**Records supplied:**
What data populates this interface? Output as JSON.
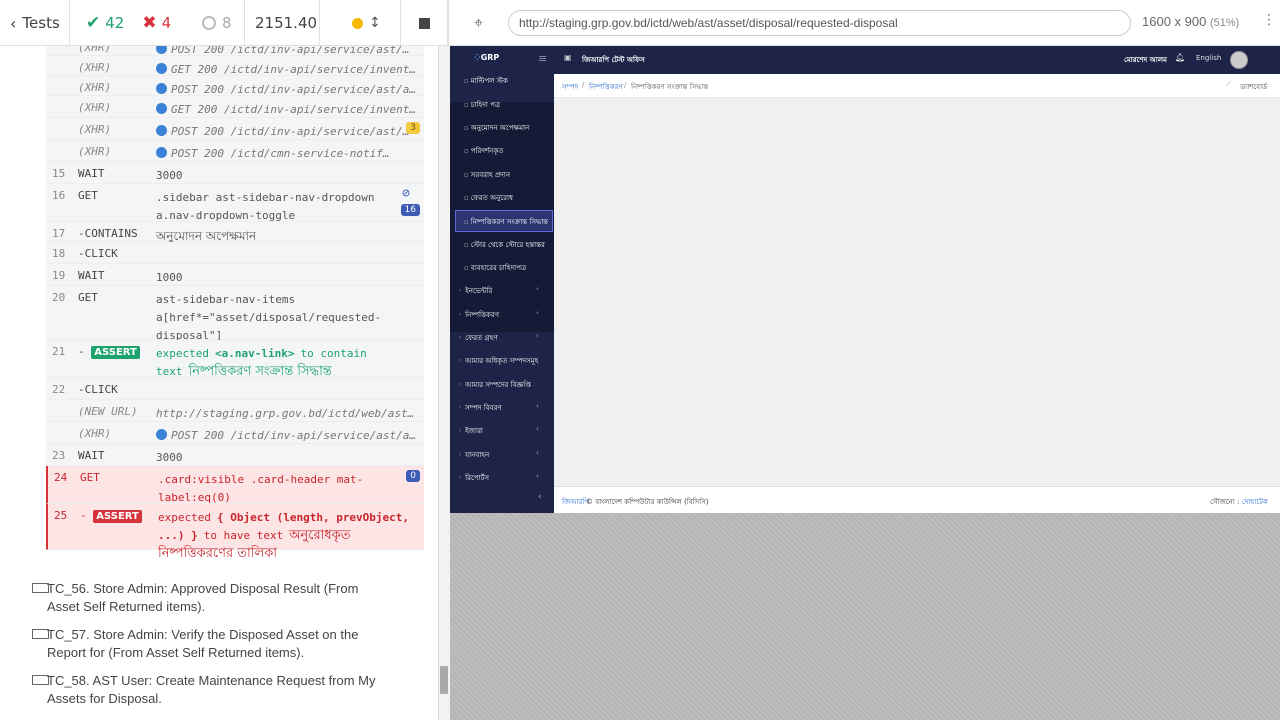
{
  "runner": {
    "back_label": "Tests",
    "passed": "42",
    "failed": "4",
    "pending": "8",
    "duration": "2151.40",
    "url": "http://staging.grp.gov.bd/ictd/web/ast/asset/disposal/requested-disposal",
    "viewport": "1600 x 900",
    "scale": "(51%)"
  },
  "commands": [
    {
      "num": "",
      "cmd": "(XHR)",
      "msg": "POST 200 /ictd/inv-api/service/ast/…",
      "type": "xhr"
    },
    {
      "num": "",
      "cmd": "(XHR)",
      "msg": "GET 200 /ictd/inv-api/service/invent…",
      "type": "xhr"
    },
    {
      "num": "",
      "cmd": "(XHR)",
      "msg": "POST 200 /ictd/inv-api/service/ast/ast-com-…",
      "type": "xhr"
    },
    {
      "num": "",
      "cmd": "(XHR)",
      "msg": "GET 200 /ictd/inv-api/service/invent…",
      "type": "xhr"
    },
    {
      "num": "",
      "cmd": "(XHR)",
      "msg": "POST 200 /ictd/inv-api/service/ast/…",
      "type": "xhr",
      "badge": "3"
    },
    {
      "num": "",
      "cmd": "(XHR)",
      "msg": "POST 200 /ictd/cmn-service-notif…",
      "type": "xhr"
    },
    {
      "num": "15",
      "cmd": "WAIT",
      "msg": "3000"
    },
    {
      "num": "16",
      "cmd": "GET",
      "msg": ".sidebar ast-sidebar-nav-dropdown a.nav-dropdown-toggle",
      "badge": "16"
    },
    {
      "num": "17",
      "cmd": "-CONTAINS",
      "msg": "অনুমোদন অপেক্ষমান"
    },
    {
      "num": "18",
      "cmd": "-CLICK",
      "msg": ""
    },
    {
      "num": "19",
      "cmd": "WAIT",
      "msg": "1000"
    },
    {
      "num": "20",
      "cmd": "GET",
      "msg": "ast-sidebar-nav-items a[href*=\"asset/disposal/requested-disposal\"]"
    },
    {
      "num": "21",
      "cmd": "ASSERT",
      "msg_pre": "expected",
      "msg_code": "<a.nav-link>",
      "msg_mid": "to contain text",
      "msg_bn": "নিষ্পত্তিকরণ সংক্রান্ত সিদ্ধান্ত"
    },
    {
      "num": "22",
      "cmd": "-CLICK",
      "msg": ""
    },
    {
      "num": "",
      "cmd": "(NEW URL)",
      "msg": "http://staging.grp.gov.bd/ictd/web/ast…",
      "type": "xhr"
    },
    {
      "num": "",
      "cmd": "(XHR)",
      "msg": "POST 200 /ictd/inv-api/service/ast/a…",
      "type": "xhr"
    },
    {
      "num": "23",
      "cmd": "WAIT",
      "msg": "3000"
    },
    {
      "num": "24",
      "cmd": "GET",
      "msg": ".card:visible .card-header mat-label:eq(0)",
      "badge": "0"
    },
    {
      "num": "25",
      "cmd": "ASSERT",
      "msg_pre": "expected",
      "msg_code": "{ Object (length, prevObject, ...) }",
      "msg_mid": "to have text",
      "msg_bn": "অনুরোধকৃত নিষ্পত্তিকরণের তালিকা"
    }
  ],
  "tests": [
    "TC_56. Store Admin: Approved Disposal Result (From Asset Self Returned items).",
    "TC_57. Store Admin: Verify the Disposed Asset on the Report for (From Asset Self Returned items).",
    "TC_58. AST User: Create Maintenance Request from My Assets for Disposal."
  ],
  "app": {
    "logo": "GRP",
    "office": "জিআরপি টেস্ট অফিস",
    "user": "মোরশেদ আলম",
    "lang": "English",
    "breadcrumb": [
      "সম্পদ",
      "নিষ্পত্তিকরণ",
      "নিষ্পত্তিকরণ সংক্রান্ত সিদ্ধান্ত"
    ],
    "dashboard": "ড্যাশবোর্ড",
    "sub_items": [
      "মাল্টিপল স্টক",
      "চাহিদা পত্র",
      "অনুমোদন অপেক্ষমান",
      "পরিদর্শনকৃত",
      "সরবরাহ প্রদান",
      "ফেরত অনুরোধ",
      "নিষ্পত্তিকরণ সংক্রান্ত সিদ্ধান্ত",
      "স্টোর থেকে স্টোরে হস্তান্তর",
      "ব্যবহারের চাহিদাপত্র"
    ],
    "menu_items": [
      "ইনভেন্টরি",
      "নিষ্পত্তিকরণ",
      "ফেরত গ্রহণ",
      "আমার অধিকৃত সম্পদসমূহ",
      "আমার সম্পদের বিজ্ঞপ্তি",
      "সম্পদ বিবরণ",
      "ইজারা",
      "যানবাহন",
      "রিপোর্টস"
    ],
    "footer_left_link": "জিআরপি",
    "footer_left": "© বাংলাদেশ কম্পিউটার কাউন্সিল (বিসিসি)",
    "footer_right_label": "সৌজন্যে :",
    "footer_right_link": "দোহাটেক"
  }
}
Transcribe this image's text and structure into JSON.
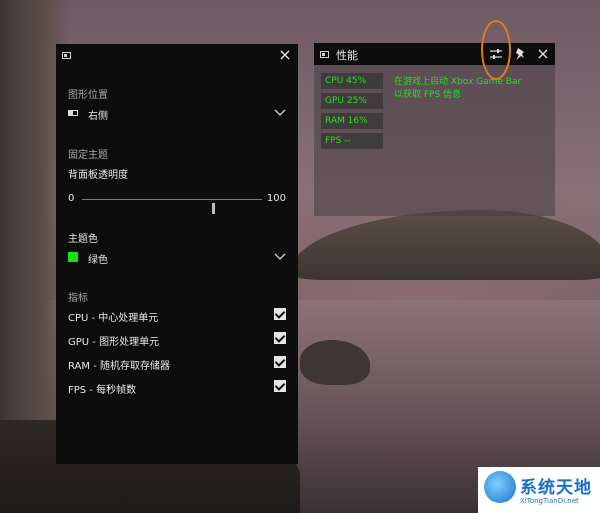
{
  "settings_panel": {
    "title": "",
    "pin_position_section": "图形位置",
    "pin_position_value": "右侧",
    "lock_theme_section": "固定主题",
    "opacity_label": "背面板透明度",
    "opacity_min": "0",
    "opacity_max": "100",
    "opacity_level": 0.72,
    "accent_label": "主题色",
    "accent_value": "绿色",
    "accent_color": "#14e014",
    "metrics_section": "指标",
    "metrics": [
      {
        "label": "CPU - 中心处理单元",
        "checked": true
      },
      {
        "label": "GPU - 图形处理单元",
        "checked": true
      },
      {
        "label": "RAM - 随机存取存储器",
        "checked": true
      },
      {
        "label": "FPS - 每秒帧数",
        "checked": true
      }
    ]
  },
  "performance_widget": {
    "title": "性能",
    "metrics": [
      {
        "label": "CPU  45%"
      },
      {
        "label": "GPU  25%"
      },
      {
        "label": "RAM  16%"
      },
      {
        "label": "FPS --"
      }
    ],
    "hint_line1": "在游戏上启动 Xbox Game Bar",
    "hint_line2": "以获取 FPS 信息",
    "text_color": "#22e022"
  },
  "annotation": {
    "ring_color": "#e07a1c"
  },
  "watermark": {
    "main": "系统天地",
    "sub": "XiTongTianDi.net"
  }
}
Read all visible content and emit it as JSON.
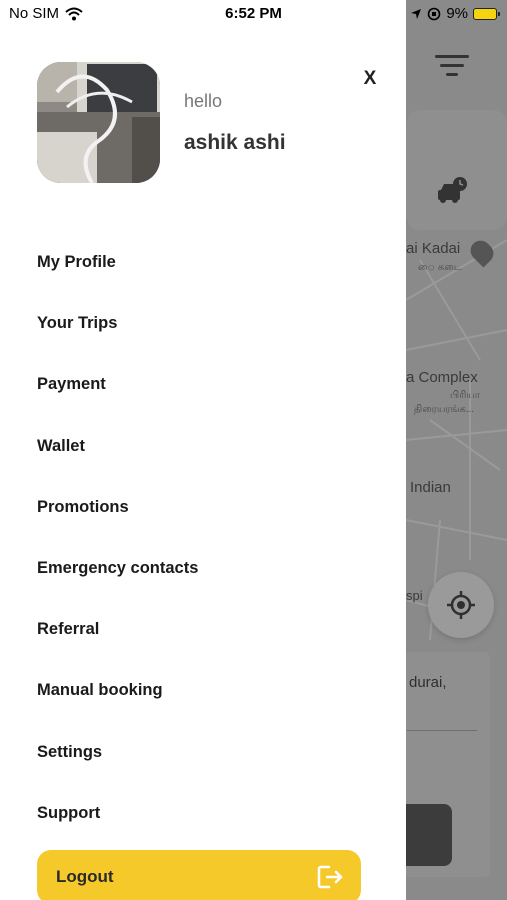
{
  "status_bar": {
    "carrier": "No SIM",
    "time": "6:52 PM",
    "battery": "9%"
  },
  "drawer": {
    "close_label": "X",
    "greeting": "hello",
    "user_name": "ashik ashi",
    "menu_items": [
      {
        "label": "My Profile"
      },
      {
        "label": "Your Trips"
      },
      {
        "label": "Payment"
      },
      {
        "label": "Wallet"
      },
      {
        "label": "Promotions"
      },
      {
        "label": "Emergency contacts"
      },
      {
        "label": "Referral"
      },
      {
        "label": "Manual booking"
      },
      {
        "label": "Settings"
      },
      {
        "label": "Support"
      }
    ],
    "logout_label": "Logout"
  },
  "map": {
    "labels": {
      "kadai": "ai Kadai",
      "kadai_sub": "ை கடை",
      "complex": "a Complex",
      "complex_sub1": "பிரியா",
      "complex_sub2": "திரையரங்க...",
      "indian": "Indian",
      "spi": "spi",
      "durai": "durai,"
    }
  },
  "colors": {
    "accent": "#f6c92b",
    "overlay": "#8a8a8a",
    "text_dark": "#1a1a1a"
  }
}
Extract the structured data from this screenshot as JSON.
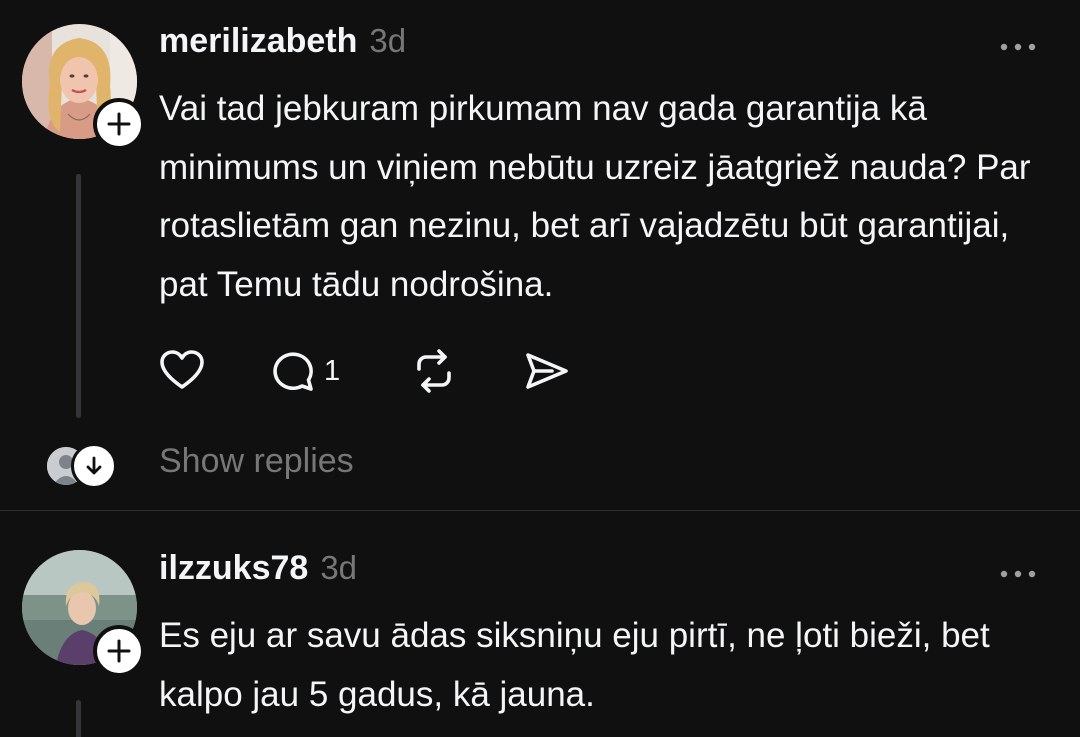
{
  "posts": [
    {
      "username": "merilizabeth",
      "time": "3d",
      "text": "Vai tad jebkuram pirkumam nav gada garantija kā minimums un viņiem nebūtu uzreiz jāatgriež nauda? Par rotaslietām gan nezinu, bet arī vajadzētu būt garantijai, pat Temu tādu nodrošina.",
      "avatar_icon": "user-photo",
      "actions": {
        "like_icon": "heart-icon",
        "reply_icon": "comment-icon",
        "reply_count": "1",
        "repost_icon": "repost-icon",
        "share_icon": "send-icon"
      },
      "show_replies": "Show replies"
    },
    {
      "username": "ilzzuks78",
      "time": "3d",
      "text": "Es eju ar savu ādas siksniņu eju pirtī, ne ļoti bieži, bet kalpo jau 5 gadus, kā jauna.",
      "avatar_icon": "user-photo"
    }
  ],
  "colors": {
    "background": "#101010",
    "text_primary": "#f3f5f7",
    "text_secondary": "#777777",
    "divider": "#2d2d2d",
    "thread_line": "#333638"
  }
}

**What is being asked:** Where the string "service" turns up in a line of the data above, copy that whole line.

**Response for this exercise:**
      "msg": "POST 200 /ictd/inv-api/service/ast/…",
      "msg": "GET 200 /ictd/inv-api/service/invent…",
      "msg": "POST 200 /ictd/inv-api/service/ast/ast-com-…",
      "msg": "GET 200 /ictd/inv-api/service/invent…",
      "msg": "POST 200 /ictd/inv-api/service/ast/…",
      "msg": "POST 200 /ictd/cmn-service-notif…",
      "msg": "POST 200 /ictd/inv-api/service/ast/a…",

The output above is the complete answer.